We are reminded in Mark 13 that first of all, we should not be surprised by this event. We may be shocked by how brazen the attacks were or we may have been startled that terrorism once again is striking close to home but we should not be surprised. Jesus tells us that we ought to expect these sort of things as they “must take place, but the end is not yet. For nation will rise against nation, and kingdom against kingdom. There will be earthquakes in various places; there will be famines. These are but the beginning of the birth pains” (Mark 13: 7-8). Our Lord continues by saying, “And you will be hated by all for my name’s sake. But the one who endures to the end will be saved” (Mark 9:13). The unsettling reality we must live with is that we, as Christians, will be hated by the world—everything and everyone that is opposed to God.
Does that mean we ought to cower back, change our message or lifestyle, or feel sorry for ourselves? No! For we know that the victory is ultimately won. Jesus is victorious! God is working to bring His peace and presence to this hurting and broken world. In times such as these we ought to look ahead and long for that day when Jesus returns triumphant.
- We must pray. We should be people of prayer in all circumstances and for all people. Today we remember the people who were hurt or killed, the families torn apart, and the nation shaken by the attacks. We pray for those who seek to do us harm, including the Muslims. That is the distinctive Christian response—we should do this without even thinking! We pray also for the Christian church around the world to continue to make Christ known around the world while we encourage and support one another.
- We must be moved by all acts of injustice. Here in the West it is easy to disengage due to our self-absorbed culture and the constant stream of information at hand so that we only take note of those things that have potential to impact us. As Christians our hearts ought to break every time some dies at the hands of violence, every time we hear of natural disasters, famine, and disease, and every time war ravages a nation. We need to act in all these circumstances, not just when it is convenient or as a matter of self-preservation.
- We must love our enemies. “You have heard that it was said, ‘You shall love your neighbour and hate your enemy.’ But I say to you, Love your enemies and pray for those who persecute you, so that you may be sons of your Father who is in heaven” (Matthew 6:43-45). This is not an easy thing to do but it is the Christian thing to do.
Loving our enemies also does not mean that we should harbour hate and fear against refugees. Just as not all Muslims are radicals, not all (in fact the overwhelming majority) of refugees are not terrorists.

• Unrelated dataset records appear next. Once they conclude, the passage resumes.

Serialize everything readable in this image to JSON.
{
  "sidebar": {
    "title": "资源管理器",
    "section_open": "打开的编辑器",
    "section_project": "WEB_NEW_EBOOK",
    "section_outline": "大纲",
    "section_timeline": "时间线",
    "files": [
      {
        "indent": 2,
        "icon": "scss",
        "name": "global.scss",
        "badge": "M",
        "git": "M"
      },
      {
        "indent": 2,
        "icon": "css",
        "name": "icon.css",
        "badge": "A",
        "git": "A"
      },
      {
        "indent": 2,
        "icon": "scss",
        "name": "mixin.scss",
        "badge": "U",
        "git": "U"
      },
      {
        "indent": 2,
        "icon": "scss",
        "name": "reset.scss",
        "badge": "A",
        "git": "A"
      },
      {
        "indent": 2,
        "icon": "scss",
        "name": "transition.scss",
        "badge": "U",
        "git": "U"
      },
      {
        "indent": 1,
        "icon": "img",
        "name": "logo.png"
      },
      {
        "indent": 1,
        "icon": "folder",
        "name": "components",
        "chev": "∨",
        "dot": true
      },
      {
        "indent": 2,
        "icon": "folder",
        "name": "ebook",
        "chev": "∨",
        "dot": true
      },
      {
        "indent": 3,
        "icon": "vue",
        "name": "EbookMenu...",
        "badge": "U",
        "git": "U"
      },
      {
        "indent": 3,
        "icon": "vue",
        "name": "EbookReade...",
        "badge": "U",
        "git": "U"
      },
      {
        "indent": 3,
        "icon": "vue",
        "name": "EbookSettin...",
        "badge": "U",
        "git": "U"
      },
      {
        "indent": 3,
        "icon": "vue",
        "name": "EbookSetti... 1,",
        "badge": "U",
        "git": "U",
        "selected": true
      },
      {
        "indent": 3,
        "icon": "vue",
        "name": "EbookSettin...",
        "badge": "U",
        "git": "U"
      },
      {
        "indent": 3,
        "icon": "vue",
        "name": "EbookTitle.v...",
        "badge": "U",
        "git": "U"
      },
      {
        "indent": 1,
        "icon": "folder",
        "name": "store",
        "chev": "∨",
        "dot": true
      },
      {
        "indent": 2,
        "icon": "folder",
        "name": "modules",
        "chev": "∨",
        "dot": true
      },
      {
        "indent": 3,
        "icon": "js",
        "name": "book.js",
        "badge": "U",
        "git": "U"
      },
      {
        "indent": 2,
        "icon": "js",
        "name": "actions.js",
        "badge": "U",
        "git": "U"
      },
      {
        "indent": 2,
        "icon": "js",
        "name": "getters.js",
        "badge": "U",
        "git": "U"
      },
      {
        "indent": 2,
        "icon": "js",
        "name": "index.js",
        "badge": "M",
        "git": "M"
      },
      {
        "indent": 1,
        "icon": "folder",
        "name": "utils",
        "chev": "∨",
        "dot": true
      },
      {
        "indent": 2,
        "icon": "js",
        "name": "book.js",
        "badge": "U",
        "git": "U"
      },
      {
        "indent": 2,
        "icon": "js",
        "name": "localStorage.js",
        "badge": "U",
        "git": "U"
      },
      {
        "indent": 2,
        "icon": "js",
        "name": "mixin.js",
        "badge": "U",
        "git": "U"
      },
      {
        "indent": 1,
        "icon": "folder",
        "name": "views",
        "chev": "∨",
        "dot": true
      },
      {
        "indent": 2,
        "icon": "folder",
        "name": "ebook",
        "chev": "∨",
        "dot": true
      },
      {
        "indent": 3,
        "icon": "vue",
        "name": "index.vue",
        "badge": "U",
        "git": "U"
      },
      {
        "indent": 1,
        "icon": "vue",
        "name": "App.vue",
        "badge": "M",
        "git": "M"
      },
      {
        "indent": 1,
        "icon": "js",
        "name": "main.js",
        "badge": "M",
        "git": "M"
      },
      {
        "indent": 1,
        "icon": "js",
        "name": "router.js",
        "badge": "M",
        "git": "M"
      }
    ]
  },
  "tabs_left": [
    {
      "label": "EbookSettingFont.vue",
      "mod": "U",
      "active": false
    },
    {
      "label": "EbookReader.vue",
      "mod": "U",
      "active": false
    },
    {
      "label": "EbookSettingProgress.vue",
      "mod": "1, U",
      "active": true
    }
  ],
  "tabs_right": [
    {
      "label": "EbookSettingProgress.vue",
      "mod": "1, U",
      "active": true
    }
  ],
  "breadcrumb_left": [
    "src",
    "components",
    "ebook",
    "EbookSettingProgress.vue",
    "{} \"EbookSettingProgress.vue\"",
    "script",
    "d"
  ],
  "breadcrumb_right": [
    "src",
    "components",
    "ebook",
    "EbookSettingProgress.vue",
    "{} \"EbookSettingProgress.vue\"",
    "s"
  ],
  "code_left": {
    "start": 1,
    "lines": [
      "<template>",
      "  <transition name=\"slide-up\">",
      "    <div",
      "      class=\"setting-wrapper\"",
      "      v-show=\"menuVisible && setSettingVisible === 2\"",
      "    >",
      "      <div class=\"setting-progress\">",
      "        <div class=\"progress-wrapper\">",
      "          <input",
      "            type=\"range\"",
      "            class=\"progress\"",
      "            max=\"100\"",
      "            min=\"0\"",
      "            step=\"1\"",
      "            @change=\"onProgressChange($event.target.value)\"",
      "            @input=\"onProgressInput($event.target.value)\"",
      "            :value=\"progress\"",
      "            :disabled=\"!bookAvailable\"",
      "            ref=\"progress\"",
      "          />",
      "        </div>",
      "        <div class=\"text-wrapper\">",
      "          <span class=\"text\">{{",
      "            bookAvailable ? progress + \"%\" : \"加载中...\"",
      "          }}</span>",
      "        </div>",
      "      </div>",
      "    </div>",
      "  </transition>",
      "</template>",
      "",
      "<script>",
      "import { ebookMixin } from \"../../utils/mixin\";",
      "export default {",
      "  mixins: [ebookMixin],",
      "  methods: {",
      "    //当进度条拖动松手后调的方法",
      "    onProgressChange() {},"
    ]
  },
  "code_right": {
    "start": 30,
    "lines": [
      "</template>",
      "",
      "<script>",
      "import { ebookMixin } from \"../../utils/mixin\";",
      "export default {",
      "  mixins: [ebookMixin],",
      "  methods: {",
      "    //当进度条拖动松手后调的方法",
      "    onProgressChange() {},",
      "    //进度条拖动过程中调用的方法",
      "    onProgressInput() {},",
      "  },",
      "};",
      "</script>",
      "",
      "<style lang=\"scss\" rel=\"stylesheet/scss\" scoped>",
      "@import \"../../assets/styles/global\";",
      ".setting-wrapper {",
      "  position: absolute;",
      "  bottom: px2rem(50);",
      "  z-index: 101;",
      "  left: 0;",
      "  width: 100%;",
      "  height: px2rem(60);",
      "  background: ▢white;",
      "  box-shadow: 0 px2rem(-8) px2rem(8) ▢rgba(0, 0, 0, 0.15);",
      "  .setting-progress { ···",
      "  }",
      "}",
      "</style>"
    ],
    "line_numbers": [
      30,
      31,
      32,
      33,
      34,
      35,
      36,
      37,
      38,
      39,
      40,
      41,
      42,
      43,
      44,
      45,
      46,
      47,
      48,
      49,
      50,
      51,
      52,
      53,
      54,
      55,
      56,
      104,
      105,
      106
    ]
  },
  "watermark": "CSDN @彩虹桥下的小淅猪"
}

They simply are people trying to survive and keep their families safe; it is not a choice they would have liked to make for themselves.
I pray that we would be mindful of these things as the situation continues to unfold. There are many emotionally charges responses we as human might want to take but we as Christians must remember our command to love God and our neighbours even to the point of death.